> _Task requirements_
In the data that follows, count each line holding the string "JSON"; answer with the number only.

▬▬▬

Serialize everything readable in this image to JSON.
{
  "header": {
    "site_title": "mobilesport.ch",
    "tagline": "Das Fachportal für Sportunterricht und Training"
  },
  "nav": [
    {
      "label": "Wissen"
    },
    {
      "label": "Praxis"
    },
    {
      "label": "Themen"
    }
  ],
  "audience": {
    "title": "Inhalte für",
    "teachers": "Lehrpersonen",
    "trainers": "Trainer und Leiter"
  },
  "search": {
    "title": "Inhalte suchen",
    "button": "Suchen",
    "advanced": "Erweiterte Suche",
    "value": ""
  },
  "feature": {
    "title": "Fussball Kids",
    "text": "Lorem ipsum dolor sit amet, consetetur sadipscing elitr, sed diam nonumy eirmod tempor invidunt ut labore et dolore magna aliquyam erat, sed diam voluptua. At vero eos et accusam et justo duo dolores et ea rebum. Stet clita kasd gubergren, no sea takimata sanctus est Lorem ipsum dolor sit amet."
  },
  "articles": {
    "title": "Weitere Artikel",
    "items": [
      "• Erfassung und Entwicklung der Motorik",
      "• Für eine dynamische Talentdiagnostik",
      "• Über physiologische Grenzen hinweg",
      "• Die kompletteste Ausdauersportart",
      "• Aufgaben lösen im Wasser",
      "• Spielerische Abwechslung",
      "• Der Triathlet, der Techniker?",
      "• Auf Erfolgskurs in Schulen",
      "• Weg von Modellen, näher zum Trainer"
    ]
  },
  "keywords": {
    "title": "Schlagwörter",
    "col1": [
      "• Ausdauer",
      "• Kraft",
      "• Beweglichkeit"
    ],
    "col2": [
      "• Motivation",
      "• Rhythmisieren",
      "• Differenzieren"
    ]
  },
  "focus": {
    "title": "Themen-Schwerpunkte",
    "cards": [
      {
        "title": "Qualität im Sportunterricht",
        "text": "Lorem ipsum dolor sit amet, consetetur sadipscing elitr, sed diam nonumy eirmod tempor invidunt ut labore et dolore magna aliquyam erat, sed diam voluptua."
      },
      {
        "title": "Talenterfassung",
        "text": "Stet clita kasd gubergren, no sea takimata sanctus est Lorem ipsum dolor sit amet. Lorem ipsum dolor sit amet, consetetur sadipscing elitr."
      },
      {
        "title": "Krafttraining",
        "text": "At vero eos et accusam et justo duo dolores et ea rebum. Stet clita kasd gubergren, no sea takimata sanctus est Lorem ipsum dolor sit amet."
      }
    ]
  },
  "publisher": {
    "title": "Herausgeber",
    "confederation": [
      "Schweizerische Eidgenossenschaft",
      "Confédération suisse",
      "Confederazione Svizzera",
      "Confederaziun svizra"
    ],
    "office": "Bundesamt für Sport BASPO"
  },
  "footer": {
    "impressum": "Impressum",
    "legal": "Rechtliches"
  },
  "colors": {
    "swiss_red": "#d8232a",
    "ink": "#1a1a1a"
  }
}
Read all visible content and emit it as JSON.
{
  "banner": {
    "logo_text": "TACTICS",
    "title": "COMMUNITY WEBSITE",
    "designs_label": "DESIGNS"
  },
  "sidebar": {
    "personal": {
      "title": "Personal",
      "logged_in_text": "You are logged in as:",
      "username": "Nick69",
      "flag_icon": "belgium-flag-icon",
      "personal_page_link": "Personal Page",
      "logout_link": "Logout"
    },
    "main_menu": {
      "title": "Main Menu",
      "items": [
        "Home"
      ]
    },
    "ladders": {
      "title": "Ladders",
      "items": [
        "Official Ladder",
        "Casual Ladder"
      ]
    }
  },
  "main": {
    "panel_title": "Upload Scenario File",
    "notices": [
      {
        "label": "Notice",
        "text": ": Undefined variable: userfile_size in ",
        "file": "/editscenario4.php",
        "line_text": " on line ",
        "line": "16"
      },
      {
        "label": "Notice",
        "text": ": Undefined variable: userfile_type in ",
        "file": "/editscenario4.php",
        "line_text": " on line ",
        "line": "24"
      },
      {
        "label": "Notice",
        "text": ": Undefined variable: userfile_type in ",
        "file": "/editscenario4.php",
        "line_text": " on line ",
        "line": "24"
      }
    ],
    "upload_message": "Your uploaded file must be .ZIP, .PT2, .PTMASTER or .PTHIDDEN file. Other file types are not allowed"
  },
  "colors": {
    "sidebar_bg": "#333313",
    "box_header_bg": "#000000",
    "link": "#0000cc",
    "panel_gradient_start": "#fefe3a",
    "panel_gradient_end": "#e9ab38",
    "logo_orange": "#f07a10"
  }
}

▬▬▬

> _Answer to this exercise_
2